◆ **RECORDS TO USE**:
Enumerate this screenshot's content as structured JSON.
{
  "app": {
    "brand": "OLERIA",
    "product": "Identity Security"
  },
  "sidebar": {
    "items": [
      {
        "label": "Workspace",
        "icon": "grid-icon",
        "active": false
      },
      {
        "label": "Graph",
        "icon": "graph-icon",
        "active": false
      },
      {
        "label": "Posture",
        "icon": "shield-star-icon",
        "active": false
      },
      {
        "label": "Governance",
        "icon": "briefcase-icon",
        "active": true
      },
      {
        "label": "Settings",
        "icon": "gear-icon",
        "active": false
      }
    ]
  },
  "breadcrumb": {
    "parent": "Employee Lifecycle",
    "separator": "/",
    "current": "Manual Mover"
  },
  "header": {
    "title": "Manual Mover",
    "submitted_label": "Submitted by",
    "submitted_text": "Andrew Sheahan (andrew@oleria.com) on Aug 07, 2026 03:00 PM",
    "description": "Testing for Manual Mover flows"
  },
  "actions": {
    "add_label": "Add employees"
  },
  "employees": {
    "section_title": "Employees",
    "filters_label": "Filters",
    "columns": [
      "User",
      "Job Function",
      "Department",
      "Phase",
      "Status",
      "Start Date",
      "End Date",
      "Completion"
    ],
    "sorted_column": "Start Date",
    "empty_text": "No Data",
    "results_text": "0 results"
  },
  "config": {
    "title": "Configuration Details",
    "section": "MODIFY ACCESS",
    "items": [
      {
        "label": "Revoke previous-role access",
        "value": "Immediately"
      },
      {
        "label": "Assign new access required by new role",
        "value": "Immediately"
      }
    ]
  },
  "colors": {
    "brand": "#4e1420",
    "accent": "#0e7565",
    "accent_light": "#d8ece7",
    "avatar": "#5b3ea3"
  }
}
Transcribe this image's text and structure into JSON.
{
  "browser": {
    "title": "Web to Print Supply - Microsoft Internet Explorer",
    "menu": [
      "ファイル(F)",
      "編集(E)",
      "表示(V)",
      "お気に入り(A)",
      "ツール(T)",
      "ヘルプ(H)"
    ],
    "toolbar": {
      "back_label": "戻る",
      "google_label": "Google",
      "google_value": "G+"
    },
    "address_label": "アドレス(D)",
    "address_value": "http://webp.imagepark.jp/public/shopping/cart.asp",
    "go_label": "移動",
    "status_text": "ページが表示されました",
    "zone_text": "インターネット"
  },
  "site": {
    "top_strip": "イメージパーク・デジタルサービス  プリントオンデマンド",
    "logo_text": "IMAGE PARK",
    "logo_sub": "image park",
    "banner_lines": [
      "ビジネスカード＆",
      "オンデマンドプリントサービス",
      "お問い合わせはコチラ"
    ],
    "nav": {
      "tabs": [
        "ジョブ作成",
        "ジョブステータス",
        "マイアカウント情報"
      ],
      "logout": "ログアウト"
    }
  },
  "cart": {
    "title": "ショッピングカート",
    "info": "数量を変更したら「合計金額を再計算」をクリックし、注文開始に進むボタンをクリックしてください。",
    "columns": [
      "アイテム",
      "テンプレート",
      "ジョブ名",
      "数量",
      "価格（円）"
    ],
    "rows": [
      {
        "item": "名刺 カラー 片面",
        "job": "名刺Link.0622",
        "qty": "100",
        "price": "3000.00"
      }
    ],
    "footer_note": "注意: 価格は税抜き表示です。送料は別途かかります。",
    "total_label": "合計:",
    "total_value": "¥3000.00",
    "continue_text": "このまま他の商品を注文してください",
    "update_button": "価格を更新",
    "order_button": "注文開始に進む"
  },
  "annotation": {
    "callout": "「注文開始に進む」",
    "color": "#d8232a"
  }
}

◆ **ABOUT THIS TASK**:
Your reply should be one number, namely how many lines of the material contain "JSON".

◆ **RESULT FOR THIS EXERCISE**:
2